The ERC is a European Union research council aimed at encouraging high-quality research in Europe through competitive funding. The ERC complements other funding activities in Europe, and is a flagship component of the European Union's Research Framework Programme, Horizon 2020 (H2020), which includes capacity-building opportunities such as the Marie Sklodowska-Curie Actions. The ERC is now part of H2020's first pillar, "Excellent Science".


The ERC has a total budget of €13,1 billion for the period 2014-2020. This is 60% more than that of the Seventh Framework Programme, which funded European research and technological development from 2007 to 2013.


Established in 2007 by the EU, the ERC is the first pan-European funding organisation for frontier research. It aims to stimulate scientific excellence in Europe by encouraging competition for funding between the very best, most creative researchers of any nationality or age.

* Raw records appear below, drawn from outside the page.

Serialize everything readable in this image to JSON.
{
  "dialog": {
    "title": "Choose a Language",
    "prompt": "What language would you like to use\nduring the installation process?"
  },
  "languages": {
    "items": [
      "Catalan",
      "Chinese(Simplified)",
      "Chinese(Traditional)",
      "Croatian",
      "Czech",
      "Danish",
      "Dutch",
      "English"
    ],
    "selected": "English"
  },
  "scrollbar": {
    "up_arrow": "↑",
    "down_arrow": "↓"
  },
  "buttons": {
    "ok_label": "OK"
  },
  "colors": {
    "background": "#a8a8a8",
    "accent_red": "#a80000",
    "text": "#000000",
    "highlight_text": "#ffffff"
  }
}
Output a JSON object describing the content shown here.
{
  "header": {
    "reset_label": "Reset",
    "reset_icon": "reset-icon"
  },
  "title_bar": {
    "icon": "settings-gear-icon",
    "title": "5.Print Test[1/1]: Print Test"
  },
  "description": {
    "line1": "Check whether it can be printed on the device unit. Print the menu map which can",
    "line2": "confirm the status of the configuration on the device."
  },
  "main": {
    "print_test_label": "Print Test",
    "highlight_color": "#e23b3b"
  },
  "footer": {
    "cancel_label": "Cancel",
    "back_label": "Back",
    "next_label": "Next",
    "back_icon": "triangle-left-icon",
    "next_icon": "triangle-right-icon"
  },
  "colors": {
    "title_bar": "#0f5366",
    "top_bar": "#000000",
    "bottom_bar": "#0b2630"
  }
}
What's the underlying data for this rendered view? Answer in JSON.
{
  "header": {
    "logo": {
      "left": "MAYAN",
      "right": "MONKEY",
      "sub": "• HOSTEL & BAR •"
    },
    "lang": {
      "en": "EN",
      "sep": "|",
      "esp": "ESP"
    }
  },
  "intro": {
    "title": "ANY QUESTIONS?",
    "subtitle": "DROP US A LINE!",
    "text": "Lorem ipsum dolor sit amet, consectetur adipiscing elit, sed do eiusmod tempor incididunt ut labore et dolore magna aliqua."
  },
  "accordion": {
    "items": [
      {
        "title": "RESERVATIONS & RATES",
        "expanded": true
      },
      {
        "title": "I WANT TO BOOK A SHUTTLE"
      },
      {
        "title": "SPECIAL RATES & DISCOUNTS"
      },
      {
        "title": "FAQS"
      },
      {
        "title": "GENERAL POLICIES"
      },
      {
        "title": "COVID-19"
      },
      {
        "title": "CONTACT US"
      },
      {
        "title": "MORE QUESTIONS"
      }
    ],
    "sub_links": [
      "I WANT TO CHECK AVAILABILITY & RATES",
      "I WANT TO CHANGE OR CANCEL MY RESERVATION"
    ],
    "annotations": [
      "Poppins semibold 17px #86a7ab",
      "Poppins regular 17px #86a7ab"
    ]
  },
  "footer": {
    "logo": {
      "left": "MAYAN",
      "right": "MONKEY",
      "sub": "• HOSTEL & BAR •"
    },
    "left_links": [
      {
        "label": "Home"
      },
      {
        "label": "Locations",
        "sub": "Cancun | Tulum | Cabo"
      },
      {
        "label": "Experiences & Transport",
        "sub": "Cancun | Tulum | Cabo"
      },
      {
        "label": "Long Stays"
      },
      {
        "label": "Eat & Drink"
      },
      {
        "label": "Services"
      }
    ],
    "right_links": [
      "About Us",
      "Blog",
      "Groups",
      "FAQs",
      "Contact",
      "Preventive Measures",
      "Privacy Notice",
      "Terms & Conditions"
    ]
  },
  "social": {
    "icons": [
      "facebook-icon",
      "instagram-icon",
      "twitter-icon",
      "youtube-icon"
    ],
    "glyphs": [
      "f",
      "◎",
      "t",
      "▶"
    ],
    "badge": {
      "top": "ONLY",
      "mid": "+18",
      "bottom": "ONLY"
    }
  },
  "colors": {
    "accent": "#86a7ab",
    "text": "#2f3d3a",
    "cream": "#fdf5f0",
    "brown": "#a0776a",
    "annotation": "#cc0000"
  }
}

The ERC's two core funding schemes are the ERC Starting Grants for top younger, early-career researchers, and the ERC Advanced Grants for senior research leaders. Two smaller initiatives are the ERC Proof of Concept Grants (additional funding to enable researchers to establish the innovation potential of ideas arising from their ERC-funded frontier research projects), and the ERC Synergy Grants (a pilot funding scheme that supports small groups of principal investigators so that they can bring complementary approaches, expertise and resources to research problems).


The ERC operates according to an investigator-driven, or bottom-up, approach, allowing researchers to identify new opportunities in any field of research. Since its launch, the ERC has funded over 2 500 frontier research projects throughout Europe, and has become a measure of the competitiveness of national innovation systems, as it complements existing funding schemes at national and European levels.



Structure of the ERC


The ERC is led by the ERC Scientific Council, which comprises 22 eminent scientists and scholars, including some Nobel Prize winners. The members are appointed by the European Commission, on the recommendation of the independent Identification Committee.


The Chair of the Scientific Council is the President of the ERC, as well as the formal representative of the ERC and its Scientific Council to the European Commission and other bodies. The President chairs the ERC Board and Scientific Council meetings and prepares the agenda. He is assisted by three Vice-Presidents, who are also the Vice-Chairs of the Scientific Council.


For more information, visit the ERC website at